■ Aim of the exercise ■
Starting with the line that contains "Transcribe this image's" and ending with the final line of the data below, print those lines exactly and nothing else.

■ Materials provided ■

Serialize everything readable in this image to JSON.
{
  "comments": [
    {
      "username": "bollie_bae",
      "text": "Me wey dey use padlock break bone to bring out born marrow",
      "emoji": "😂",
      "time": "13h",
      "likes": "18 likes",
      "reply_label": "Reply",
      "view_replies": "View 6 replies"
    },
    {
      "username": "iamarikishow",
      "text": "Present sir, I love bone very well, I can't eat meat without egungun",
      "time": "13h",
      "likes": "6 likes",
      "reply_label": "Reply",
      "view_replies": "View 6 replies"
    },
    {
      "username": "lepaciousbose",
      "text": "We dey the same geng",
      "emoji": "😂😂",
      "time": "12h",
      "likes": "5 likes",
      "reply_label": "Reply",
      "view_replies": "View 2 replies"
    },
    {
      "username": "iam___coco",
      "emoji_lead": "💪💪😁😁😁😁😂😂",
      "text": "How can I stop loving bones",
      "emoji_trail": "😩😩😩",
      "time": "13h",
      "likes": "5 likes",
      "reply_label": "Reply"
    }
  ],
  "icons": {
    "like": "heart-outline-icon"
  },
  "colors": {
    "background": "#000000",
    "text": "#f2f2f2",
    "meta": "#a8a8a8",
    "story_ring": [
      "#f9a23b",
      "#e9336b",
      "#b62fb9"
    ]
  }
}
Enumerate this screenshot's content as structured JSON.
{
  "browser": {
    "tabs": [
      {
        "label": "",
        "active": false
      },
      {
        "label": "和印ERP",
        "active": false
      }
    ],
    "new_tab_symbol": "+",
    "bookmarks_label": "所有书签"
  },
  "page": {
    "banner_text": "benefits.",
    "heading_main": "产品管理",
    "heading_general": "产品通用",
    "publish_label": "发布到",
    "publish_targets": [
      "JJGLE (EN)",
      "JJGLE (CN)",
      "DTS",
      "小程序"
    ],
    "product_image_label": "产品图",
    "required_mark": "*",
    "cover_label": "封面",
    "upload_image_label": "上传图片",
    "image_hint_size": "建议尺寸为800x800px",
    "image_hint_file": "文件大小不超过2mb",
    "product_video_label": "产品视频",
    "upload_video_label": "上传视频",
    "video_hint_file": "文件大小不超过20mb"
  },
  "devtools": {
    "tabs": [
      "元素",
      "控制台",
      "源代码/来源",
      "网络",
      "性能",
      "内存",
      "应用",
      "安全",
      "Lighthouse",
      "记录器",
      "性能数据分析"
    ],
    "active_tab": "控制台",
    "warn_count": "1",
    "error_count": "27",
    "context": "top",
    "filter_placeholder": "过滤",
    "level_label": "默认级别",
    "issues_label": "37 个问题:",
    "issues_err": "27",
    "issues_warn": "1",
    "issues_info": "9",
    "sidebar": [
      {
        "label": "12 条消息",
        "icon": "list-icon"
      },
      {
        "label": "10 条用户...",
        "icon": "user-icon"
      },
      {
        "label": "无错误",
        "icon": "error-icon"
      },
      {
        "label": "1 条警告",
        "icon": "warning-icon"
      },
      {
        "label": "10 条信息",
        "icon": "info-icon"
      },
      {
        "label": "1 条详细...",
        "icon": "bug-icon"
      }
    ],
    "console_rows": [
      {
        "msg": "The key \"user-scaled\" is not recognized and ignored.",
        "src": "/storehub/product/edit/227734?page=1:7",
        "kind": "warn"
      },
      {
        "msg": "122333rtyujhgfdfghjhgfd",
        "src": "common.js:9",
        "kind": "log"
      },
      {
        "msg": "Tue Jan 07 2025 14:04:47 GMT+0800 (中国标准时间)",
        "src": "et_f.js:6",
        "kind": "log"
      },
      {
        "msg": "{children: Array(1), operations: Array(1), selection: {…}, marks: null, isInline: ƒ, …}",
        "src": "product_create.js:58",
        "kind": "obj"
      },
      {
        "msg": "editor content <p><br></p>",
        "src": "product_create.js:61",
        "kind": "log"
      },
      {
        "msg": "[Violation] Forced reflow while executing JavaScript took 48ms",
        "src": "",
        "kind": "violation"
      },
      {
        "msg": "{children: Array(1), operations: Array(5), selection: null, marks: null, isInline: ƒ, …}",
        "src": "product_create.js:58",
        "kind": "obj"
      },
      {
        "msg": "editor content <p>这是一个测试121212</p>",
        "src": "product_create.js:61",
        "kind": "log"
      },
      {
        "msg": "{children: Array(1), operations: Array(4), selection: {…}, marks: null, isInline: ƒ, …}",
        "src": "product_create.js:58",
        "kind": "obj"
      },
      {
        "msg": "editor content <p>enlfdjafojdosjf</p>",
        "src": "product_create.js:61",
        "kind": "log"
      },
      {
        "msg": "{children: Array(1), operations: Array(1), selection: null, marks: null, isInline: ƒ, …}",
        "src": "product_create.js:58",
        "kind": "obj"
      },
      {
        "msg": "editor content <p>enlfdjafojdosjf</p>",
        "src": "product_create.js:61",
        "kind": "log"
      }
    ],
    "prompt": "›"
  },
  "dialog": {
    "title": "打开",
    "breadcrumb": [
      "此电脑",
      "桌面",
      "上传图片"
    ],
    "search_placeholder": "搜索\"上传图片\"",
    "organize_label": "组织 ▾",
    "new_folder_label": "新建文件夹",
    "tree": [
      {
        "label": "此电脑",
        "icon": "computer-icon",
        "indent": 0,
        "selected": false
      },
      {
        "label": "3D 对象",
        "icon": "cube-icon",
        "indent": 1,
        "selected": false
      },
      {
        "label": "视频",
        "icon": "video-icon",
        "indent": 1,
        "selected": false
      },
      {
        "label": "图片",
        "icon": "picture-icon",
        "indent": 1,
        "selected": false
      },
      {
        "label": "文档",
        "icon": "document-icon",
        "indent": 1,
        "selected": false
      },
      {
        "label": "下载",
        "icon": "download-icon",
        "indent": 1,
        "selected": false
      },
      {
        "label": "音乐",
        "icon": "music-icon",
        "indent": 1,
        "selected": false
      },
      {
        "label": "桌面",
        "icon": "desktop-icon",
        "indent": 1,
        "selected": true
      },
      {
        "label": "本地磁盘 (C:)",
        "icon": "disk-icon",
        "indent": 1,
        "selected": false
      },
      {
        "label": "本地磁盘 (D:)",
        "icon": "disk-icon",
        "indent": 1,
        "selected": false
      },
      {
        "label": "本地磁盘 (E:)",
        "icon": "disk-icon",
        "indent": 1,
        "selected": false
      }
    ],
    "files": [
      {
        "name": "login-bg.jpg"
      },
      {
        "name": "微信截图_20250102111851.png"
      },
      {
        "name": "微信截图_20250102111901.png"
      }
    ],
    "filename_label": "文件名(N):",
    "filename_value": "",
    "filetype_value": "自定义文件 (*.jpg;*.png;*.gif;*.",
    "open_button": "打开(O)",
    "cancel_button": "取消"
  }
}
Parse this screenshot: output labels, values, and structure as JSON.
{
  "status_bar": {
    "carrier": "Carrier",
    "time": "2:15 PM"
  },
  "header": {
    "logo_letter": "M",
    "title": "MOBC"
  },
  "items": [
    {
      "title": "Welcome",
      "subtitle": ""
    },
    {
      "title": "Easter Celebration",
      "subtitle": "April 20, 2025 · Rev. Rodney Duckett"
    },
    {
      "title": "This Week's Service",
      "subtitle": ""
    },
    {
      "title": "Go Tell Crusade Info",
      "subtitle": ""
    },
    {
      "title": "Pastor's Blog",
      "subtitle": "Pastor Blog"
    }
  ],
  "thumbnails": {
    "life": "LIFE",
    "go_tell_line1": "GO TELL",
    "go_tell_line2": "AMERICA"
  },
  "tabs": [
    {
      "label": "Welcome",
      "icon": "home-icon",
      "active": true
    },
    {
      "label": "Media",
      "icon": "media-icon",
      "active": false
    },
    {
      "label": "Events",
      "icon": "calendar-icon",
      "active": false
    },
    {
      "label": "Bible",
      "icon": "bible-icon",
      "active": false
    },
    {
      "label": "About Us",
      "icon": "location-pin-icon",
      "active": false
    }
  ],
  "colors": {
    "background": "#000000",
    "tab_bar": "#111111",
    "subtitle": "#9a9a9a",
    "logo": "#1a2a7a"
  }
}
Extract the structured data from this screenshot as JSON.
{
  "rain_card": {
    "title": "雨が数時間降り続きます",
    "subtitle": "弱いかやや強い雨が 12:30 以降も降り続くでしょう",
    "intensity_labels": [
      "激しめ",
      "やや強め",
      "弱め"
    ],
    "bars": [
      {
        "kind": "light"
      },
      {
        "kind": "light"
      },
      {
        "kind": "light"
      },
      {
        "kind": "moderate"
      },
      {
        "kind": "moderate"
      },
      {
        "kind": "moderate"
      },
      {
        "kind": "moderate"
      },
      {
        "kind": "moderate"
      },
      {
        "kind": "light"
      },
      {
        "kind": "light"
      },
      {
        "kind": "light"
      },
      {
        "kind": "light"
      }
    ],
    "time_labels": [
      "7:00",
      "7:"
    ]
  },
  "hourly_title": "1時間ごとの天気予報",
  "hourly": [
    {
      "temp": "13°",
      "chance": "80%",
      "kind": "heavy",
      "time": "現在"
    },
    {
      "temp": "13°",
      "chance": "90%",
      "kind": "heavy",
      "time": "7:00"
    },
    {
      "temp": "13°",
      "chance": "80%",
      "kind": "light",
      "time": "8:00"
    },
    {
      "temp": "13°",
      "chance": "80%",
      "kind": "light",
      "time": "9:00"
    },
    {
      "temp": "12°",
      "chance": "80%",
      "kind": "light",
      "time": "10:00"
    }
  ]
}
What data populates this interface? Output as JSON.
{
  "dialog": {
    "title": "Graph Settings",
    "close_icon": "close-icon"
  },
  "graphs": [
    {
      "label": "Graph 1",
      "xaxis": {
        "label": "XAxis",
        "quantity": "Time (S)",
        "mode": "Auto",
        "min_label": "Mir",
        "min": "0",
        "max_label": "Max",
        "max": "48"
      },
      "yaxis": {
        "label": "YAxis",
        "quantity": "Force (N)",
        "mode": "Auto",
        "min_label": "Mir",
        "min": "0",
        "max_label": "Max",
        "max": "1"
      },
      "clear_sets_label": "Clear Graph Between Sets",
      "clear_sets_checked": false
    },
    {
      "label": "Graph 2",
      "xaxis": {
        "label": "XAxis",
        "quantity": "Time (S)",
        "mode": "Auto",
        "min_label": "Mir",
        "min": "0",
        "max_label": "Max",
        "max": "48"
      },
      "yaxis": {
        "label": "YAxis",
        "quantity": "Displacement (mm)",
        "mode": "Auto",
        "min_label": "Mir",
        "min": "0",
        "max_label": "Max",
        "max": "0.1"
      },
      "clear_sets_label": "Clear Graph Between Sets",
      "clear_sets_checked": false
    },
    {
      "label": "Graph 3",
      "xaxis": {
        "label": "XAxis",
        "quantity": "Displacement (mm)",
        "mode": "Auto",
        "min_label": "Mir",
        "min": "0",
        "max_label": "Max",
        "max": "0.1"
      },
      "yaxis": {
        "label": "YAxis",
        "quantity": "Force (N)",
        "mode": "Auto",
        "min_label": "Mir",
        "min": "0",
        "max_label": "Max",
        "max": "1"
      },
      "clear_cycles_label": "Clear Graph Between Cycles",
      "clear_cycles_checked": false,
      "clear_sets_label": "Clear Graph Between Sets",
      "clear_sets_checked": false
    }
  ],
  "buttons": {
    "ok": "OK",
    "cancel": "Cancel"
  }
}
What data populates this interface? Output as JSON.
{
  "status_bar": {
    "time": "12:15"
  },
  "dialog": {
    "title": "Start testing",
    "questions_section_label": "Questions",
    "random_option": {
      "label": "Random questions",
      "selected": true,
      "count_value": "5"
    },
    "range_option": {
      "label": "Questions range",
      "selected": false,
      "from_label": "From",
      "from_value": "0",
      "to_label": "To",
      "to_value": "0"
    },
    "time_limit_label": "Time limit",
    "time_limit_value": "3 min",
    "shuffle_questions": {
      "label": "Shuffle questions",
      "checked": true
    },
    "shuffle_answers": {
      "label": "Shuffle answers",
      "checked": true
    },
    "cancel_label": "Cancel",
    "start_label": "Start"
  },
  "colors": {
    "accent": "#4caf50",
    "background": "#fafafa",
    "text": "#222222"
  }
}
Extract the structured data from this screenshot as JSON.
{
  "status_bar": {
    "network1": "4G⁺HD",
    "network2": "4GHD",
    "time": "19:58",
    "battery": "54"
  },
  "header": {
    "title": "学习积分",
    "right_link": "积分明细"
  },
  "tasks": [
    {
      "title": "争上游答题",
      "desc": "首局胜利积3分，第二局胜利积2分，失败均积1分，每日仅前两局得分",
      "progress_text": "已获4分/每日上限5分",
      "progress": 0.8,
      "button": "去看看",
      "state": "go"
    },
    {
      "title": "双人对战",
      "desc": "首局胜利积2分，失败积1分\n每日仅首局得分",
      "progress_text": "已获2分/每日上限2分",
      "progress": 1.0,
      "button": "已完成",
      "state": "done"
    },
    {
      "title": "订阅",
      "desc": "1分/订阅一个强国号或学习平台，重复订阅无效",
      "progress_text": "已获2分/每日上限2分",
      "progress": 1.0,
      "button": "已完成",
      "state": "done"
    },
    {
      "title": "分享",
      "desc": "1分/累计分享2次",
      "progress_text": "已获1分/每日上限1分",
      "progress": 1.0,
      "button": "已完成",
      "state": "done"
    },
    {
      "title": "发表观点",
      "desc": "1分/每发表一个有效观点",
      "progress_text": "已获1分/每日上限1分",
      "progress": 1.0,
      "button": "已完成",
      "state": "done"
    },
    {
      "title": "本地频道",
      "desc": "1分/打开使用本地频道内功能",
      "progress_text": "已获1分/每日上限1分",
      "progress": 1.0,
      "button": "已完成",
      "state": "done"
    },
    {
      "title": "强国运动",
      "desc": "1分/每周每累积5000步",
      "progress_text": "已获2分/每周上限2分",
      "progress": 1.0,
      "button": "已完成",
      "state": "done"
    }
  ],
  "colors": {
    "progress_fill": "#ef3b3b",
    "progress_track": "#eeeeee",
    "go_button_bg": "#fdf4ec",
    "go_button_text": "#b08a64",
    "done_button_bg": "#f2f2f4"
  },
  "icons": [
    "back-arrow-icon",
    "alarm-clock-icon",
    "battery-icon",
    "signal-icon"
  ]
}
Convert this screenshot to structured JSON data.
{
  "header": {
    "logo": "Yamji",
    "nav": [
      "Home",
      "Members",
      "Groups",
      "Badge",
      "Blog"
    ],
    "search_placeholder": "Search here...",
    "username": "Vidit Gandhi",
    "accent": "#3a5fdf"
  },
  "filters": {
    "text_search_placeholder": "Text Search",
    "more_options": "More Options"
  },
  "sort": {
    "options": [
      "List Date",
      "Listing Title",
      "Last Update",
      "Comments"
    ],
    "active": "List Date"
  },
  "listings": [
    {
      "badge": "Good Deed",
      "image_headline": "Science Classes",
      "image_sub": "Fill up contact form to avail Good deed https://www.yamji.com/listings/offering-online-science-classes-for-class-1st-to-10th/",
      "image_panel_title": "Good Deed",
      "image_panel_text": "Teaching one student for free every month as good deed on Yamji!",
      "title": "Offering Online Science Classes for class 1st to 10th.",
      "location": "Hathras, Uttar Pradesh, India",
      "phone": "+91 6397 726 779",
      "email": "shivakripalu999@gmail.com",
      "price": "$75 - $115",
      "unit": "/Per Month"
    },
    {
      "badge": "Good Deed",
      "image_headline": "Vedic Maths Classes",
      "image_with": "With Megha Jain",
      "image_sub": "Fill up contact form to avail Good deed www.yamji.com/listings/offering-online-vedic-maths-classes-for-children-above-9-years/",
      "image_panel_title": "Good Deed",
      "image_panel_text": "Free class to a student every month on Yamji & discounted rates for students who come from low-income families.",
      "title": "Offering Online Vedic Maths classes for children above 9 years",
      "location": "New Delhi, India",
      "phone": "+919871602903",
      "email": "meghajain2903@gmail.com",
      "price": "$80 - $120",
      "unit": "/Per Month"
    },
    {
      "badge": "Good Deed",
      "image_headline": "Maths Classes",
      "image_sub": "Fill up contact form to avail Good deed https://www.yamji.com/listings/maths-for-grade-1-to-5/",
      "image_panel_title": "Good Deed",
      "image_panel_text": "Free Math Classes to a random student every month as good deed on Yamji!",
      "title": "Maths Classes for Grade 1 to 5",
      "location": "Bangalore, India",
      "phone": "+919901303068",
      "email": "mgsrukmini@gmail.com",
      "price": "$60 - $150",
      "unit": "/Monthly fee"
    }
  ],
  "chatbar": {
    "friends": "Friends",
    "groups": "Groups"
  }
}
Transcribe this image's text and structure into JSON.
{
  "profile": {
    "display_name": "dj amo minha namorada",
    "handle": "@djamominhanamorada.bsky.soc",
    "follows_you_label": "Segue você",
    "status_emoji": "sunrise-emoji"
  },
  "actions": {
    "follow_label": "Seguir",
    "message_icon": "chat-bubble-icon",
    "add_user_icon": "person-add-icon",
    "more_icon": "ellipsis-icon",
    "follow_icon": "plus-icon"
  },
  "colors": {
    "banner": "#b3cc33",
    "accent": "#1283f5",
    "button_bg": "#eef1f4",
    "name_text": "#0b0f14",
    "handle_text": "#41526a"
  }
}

■ Reply to the task ■
Transcribe this image's text and structure into JSON.
{
  "profile": {
    "display_name": "dj amo minha namorada",
    "handle": "@djamominhanamorada.bsky.soc",
    "follows_you_label": "Segue você",
    "status_emoji": "sunrise-emoji"
  },
  "actions": {
    "follow_label": "Seguir",
    "message_icon": "chat-bubble-icon",
    "add_user_icon": "person-add-icon",
    "more_icon": "ellipsis-icon",
    "follow_icon": "plus-icon"
  },
  "colors": {
    "banner": "#b3cc33",
    "accent": "#1283f5",
    "button_bg": "#eef1f4",
    "name_text": "#0b0f14",
    "handle_text": "#41526a"
  }
}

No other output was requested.